PROBLEM STATEMENT -
Among the entries below, count the lines where the string "clipboard" occurs, and give only the number.

RECORDS FOR PROCESSING -
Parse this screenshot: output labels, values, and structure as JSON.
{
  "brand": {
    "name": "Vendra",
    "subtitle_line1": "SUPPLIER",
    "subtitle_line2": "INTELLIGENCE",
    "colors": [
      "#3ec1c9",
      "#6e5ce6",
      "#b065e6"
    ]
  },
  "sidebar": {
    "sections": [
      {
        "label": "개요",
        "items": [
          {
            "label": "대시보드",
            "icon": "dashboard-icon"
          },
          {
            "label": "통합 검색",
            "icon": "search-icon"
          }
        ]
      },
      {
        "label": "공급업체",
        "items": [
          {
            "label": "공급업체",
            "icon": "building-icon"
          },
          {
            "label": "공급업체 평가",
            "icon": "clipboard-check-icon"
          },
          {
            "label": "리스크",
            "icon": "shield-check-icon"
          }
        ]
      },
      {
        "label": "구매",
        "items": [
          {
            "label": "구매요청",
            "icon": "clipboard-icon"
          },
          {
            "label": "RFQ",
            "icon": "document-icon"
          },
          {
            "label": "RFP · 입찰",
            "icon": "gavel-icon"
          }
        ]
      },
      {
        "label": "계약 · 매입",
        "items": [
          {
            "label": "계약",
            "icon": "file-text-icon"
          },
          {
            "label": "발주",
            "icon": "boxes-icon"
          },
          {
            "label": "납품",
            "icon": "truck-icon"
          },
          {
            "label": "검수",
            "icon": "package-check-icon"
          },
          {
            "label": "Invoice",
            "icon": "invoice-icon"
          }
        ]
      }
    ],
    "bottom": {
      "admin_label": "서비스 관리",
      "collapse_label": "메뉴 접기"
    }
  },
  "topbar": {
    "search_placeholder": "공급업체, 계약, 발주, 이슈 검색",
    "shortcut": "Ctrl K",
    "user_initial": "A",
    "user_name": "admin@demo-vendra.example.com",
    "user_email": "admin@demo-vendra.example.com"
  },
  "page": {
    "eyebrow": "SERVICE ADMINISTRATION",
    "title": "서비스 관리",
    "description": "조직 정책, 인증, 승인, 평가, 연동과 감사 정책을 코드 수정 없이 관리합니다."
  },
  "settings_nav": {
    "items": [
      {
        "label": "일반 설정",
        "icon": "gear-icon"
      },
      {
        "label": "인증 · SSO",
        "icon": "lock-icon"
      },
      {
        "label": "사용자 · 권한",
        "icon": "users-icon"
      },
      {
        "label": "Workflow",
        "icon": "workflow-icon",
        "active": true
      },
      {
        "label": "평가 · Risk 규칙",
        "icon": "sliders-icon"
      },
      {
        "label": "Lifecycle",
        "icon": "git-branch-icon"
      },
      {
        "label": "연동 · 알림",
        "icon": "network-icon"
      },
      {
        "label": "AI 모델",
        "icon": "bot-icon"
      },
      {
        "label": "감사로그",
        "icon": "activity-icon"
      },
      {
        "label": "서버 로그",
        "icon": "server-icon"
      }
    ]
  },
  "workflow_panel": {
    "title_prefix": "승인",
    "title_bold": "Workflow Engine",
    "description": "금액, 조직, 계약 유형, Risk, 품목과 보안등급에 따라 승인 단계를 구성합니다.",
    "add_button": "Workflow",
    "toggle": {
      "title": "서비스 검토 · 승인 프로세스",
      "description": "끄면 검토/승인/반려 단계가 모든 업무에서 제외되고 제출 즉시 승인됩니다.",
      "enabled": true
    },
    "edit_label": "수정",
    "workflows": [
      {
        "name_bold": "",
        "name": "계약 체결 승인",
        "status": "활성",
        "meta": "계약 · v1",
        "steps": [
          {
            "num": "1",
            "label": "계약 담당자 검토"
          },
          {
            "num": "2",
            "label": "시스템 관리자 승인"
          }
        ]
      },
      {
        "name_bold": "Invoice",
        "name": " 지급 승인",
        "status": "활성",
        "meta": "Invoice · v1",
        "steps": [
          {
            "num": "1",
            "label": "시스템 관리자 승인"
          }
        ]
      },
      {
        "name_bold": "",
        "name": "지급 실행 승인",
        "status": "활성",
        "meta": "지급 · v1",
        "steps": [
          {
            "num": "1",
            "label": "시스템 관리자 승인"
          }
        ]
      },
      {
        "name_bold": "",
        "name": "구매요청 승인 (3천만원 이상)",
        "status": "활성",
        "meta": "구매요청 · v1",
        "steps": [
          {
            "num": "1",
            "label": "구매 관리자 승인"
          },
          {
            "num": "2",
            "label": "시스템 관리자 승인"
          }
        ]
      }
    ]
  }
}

TASK SOLUTION -
2